→ **Action item**
Each entry below is to be extracted exactly.

◇ ◇ ◇ ◇ ◇

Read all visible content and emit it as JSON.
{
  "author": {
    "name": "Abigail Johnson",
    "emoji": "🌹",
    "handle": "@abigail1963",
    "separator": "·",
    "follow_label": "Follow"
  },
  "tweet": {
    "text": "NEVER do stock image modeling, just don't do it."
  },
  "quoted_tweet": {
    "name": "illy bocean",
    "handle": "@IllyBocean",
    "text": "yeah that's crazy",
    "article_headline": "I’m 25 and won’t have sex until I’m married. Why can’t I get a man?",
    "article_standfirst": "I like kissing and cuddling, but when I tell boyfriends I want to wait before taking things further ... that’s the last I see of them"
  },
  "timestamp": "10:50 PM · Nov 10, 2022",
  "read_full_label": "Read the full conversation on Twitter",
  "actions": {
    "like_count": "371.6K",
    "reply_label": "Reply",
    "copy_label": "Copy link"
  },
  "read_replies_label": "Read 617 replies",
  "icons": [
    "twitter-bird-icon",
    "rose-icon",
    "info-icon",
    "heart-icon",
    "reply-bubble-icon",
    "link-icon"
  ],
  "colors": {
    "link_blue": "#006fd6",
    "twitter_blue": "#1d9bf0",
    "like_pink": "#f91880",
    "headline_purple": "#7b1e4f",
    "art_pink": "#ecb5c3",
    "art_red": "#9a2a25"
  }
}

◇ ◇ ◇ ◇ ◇

→ **Task result**
Read all visible content and emit it as JSON.
{
  "author": {
    "name": "Abigail Johnson",
    "emoji": "🌹",
    "handle": "@abigail1963",
    "separator": "·",
    "follow_label": "Follow"
  },
  "tweet": {
    "text": "NEVER do stock image modeling, just don't do it."
  },
  "quoted_tweet": {
    "name": "illy bocean",
    "handle": "@IllyBocean",
    "text": "yeah that's crazy",
    "article_headline": "I’m 25 and won’t have sex until I’m married. Why can’t I get a man?",
    "article_standfirst": "I like kissing and cuddling, but when I tell boyfriends I want to wait before taking things further ... that’s the last I see of them"
  },
  "timestamp": "10:50 PM · Nov 10, 2022",
  "read_full_label": "Read the full conversation on Twitter",
  "actions": {
    "like_count": "371.6K",
    "reply_label": "Reply",
    "copy_label": "Copy link"
  },
  "read_replies_label": "Read 617 replies",
  "icons": [
    "twitter-bird-icon",
    "rose-icon",
    "info-icon",
    "heart-icon",
    "reply-bubble-icon",
    "link-icon"
  ],
  "colors": {
    "link_blue": "#006fd6",
    "twitter_blue": "#1d9bf0",
    "like_pink": "#f91880",
    "headline_purple": "#7b1e4f",
    "art_pink": "#ecb5c3",
    "art_red": "#9a2a25"
  }
}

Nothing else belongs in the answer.